(Page and application data records)
--------

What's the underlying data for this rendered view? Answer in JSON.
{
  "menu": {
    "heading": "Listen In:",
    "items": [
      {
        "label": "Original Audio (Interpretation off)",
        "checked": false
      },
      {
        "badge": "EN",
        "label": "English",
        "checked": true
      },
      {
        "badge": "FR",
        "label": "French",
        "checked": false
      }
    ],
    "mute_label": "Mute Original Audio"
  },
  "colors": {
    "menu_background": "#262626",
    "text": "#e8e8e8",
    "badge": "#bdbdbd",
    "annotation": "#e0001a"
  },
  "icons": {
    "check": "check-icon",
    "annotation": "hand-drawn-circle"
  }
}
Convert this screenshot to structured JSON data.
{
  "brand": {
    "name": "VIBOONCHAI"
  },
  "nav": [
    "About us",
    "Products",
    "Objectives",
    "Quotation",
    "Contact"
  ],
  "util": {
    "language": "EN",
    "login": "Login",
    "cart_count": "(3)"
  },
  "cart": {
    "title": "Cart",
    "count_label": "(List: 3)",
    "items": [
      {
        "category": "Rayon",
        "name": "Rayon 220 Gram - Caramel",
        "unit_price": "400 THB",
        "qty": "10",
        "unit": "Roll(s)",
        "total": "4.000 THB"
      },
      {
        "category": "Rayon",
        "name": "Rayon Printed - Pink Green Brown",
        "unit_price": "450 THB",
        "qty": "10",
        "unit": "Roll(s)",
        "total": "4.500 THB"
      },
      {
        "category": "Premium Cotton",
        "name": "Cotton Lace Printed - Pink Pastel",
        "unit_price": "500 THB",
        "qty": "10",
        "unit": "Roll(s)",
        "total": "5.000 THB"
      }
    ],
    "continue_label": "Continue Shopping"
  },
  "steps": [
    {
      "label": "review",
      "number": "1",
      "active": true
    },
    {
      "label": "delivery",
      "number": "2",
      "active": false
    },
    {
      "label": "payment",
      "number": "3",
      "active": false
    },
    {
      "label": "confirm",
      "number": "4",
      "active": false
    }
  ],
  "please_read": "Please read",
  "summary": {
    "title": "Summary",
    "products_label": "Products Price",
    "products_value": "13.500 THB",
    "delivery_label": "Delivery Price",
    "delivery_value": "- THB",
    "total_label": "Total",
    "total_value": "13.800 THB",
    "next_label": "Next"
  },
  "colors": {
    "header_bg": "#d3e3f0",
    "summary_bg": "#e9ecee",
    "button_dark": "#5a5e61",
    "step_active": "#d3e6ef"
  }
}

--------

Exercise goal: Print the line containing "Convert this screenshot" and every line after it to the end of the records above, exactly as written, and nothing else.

Solution to this exercise:
Convert this screenshot to structured JSON data.
{
  "brand": {
    "name": "VIBOONCHAI"
  },
  "nav": [
    "About us",
    "Products",
    "Objectives",
    "Quotation",
    "Contact"
  ],
  "util": {
    "language": "EN",
    "login": "Login",
    "cart_count": "(3)"
  },
  "cart": {
    "title": "Cart",
    "count_label": "(List: 3)",
    "items": [
      {
        "category": "Rayon",
        "name": "Rayon 220 Gram - Caramel",
        "unit_price": "400 THB",
        "qty": "10",
        "unit": "Roll(s)",
        "total": "4.000 THB"
      },
      {
        "category": "Rayon",
        "name": "Rayon Printed - Pink Green Brown",
        "unit_price": "450 THB",
        "qty": "10",
        "unit": "Roll(s)",
        "total": "4.500 THB"
      },
      {
        "category": "Premium Cotton",
        "name": "Cotton Lace Printed - Pink Pastel",
        "unit_price": "500 THB",
        "qty": "10",
        "unit": "Roll(s)",
        "total": "5.000 THB"
      }
    ],
    "continue_label": "Continue Shopping"
  },
  "steps": [
    {
      "label": "review",
      "number": "1",
      "active": true
    },
    {
      "label": "delivery",
      "number": "2",
      "active": false
    },
    {
      "label": "payment",
      "number": "3",
      "active": false
    },
    {
      "label": "confirm",
      "number": "4",
      "active": false
    }
  ],
  "please_read": "Please read",
  "summary": {
    "title": "Summary",
    "products_label": "Products Price",
    "products_value": "13.500 THB",
    "delivery_label": "Delivery Price",
    "delivery_value": "- THB",
    "total_label": "Total",
    "total_value": "13.800 THB",
    "next_label": "Next"
  },
  "colors": {
    "header_bg": "#d3e3f0",
    "summary_bg": "#e9ecee",
    "button_dark": "#5a5e61",
    "step_active": "#d3e6ef"
  }
}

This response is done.